Work to be completed
Nothing but the text of the listing, repeated exactly, belongs in the answer; leave the images out.
Available data START
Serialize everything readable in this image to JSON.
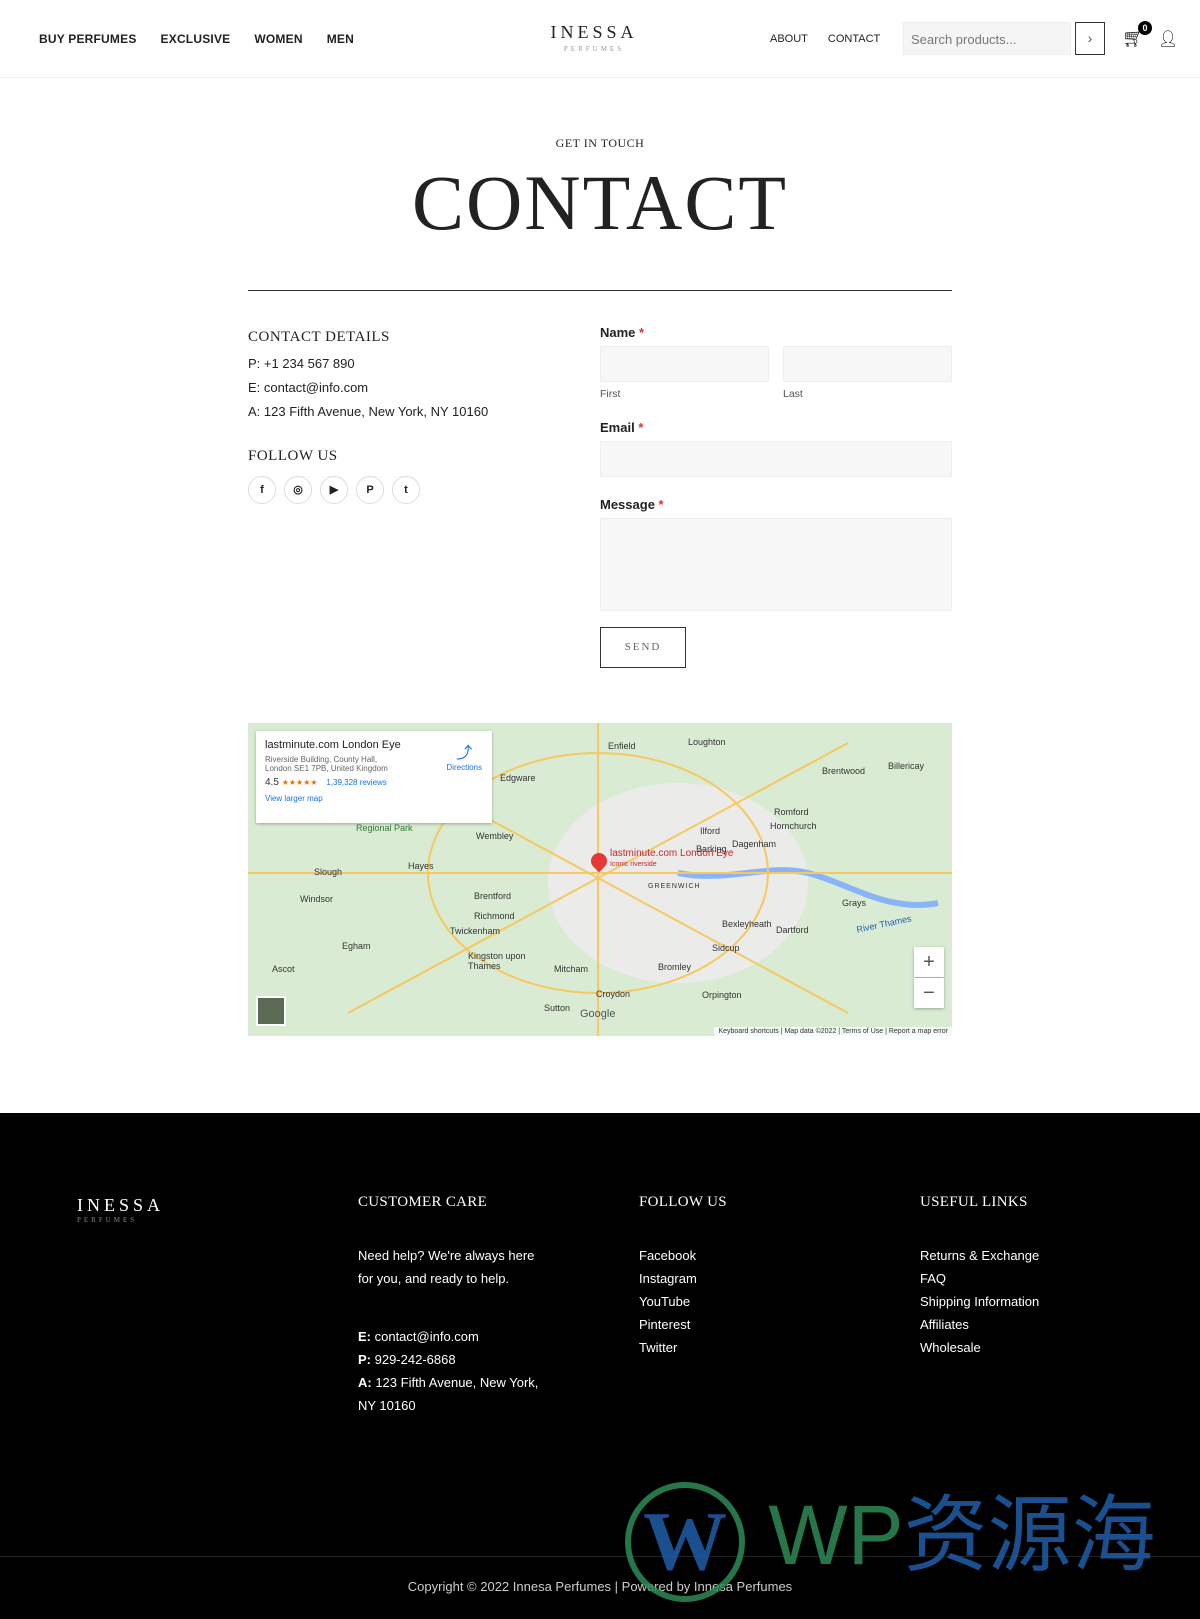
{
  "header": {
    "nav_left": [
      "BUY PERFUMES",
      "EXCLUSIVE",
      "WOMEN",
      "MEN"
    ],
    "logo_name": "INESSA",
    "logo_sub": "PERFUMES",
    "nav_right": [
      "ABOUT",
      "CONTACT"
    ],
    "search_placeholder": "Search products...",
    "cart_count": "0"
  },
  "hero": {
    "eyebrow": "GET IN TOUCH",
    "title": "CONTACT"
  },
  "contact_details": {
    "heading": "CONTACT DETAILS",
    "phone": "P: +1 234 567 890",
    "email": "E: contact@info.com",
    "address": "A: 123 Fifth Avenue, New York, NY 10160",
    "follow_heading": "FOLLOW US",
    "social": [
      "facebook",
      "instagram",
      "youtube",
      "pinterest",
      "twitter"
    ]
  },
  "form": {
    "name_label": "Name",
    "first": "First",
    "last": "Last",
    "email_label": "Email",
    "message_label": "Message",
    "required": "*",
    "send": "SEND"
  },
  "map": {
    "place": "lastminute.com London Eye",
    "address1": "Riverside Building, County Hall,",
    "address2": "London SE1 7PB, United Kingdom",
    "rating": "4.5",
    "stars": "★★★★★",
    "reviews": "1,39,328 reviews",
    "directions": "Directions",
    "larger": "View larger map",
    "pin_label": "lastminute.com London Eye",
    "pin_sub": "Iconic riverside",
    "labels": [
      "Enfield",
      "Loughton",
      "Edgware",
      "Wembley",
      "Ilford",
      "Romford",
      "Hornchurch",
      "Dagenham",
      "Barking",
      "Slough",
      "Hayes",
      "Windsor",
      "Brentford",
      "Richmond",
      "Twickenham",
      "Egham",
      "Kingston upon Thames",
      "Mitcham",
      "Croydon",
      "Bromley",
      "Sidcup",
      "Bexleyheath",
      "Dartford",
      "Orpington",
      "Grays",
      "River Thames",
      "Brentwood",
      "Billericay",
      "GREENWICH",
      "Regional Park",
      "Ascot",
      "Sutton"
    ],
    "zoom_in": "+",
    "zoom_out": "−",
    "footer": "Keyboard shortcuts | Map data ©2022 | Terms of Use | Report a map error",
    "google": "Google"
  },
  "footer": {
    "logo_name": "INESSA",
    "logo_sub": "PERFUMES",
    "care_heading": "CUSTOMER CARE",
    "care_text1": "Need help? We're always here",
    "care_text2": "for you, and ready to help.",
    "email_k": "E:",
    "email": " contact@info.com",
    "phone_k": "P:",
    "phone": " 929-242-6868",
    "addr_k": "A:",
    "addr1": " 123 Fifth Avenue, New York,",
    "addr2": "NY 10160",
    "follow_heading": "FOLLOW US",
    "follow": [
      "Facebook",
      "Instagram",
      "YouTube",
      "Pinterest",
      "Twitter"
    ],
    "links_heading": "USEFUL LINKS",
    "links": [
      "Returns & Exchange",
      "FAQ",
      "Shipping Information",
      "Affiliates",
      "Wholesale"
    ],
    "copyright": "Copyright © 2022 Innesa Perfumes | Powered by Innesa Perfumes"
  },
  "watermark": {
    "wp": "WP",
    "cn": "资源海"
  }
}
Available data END
Result for this exercise
Serialize everything readable in this image to JSON.
{
  "header": {
    "nav_left": [
      "BUY PERFUMES",
      "EXCLUSIVE",
      "WOMEN",
      "MEN"
    ],
    "logo_name": "INESSA",
    "logo_sub": "PERFUMES",
    "nav_right": [
      "ABOUT",
      "CONTACT"
    ],
    "search_placeholder": "Search products...",
    "cart_count": "0"
  },
  "hero": {
    "eyebrow": "GET IN TOUCH",
    "title": "CONTACT"
  },
  "contact_details": {
    "heading": "CONTACT DETAILS",
    "phone": "P: +1 234 567 890",
    "email": "E: contact@info.com",
    "address": "A: 123 Fifth Avenue, New York, NY 10160",
    "follow_heading": "FOLLOW US",
    "social": [
      "facebook",
      "instagram",
      "youtube",
      "pinterest",
      "twitter"
    ]
  },
  "form": {
    "name_label": "Name",
    "first": "First",
    "last": "Last",
    "email_label": "Email",
    "message_label": "Message",
    "required": "*",
    "send": "SEND"
  },
  "map": {
    "place": "lastminute.com London Eye",
    "address1": "Riverside Building, County Hall,",
    "address2": "London SE1 7PB, United Kingdom",
    "rating": "4.5",
    "stars": "★★★★★",
    "reviews": "1,39,328 reviews",
    "directions": "Directions",
    "larger": "View larger map",
    "pin_label": "lastminute.com London Eye",
    "pin_sub": "Iconic riverside",
    "labels": [
      "Enfield",
      "Loughton",
      "Edgware",
      "Wembley",
      "Ilford",
      "Romford",
      "Hornchurch",
      "Dagenham",
      "Barking",
      "Slough",
      "Hayes",
      "Windsor",
      "Brentford",
      "Richmond",
      "Twickenham",
      "Egham",
      "Kingston upon Thames",
      "Mitcham",
      "Croydon",
      "Bromley",
      "Sidcup",
      "Bexleyheath",
      "Dartford",
      "Orpington",
      "Grays",
      "River Thames",
      "Brentwood",
      "Billericay",
      "GREENWICH",
      "Regional Park",
      "Ascot",
      "Sutton"
    ],
    "zoom_in": "+",
    "zoom_out": "−",
    "footer": "Keyboard shortcuts | Map data ©2022 | Terms of Use | Report a map error",
    "google": "Google"
  },
  "footer": {
    "logo_name": "INESSA",
    "logo_sub": "PERFUMES",
    "care_heading": "CUSTOMER CARE",
    "care_text1": "Need help? We're always here",
    "care_text2": "for you, and ready to help.",
    "email_k": "E:",
    "email": " contact@info.com",
    "phone_k": "P:",
    "phone": " 929-242-6868",
    "addr_k": "A:",
    "addr1": " 123 Fifth Avenue, New York,",
    "addr2": "NY 10160",
    "follow_heading": "FOLLOW US",
    "follow": [
      "Facebook",
      "Instagram",
      "YouTube",
      "Pinterest",
      "Twitter"
    ],
    "links_heading": "USEFUL LINKS",
    "links": [
      "Returns & Exchange",
      "FAQ",
      "Shipping Information",
      "Affiliates",
      "Wholesale"
    ],
    "copyright": "Copyright © 2022 Innesa Perfumes | Powered by Innesa Perfumes"
  },
  "watermark": {
    "wp": "WP",
    "cn": "资源海"
  }
}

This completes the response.